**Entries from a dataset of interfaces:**
------------------------
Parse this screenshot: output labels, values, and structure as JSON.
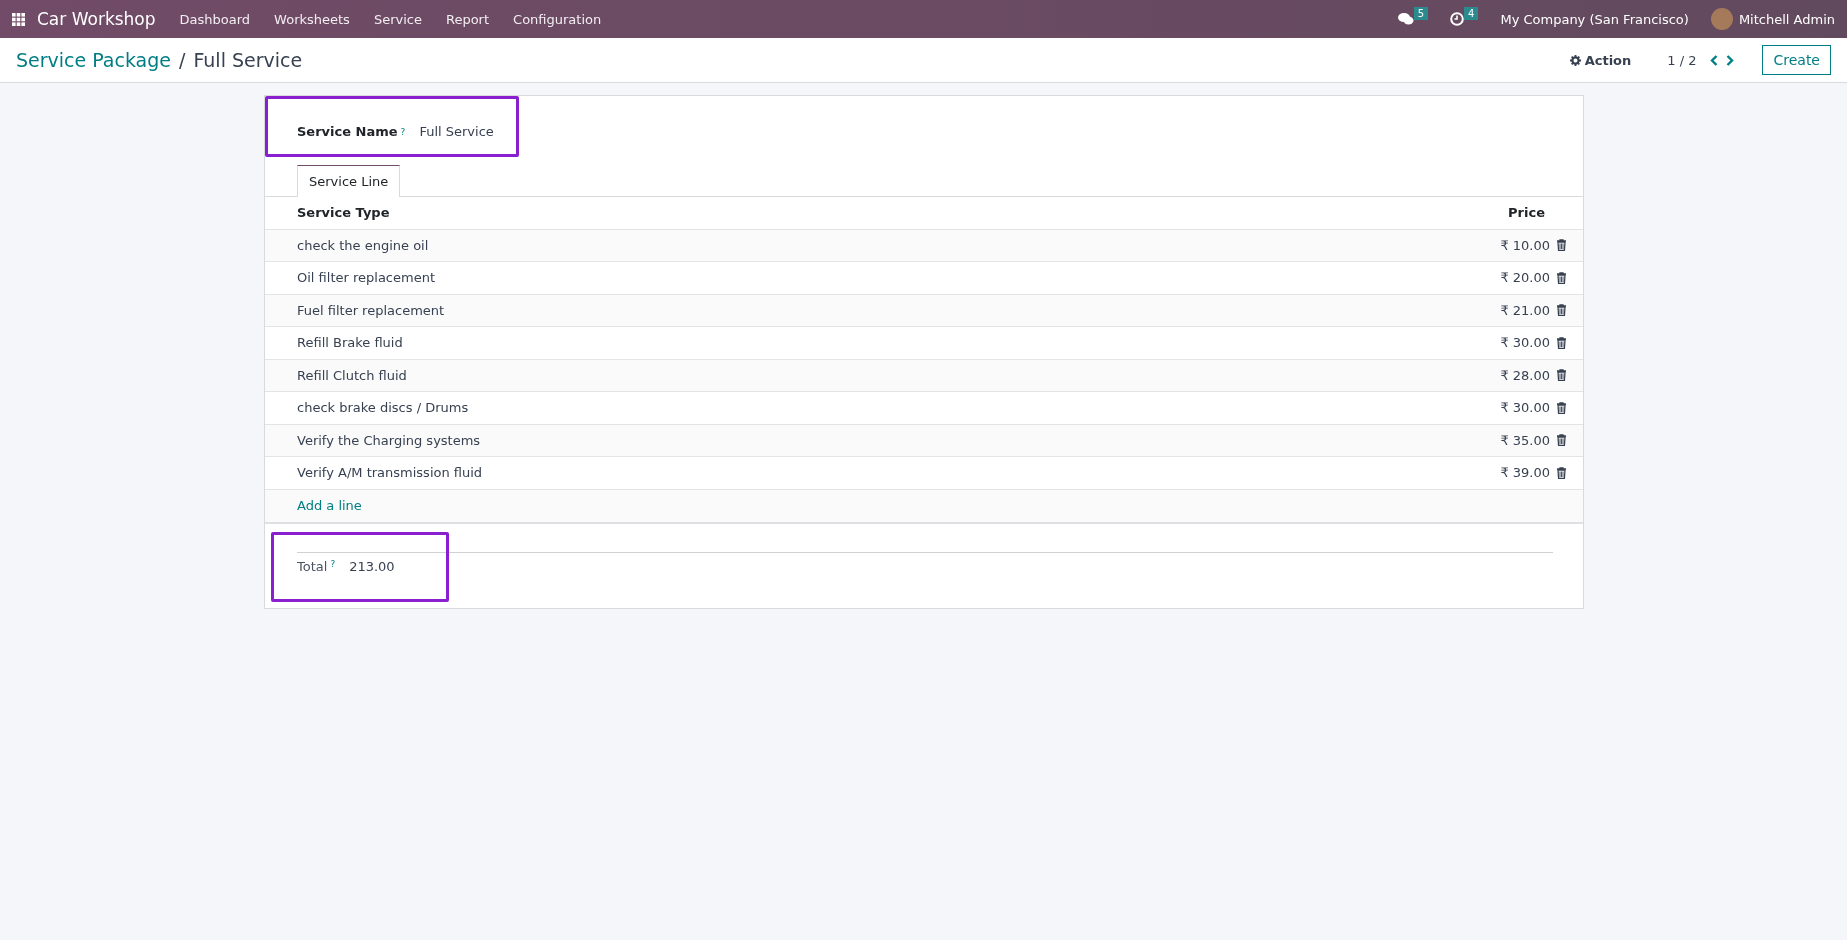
{
  "navbar": {
    "app_name": "Car Workshop",
    "menu": [
      "Dashboard",
      "Worksheets",
      "Service",
      "Report",
      "Configuration"
    ],
    "messages_count": "5",
    "activities_count": "4",
    "company": "My Company (San Francisco)",
    "user": "Mitchell Admin"
  },
  "control_panel": {
    "breadcrumb": [
      "Service Package",
      "Full Service"
    ],
    "breadcrumb_separator": "/",
    "action_label": "Action",
    "pager": "1 / 2",
    "create_label": "Create"
  },
  "form": {
    "service_name_label": "Service Name",
    "service_name_help": "?",
    "service_name_value": "Full Service",
    "tabs": [
      {
        "label": "Service Line",
        "selected": true
      }
    ],
    "columns": [
      "Service Type",
      "Price"
    ],
    "rows": [
      {
        "service_type": "check the engine oil",
        "price": "₹ 10.00"
      },
      {
        "service_type": "Oil filter replacement",
        "price": "₹ 20.00"
      },
      {
        "service_type": "Fuel filter replacement",
        "price": "₹ 21.00"
      },
      {
        "service_type": "Refill Brake fluid",
        "price": "₹ 30.00"
      },
      {
        "service_type": "Refill Clutch fluid",
        "price": "₹ 28.00"
      },
      {
        "service_type": "check brake discs / Drums",
        "price": "₹ 30.00"
      },
      {
        "service_type": "Verify the Charging systems",
        "price": "₹ 35.00"
      },
      {
        "service_type": "Verify A/M transmission fluid",
        "price": "₹ 39.00"
      }
    ],
    "add_line": "Add a line",
    "total_label": "Total",
    "total_help": "?",
    "total_value": "213.00"
  }
}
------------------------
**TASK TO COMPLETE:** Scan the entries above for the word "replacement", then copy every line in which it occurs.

**SOLUTION FOR THIS PROBLEM:**
        "service_type": "Oil filter replacement",
        "service_type": "Fuel filter replacement",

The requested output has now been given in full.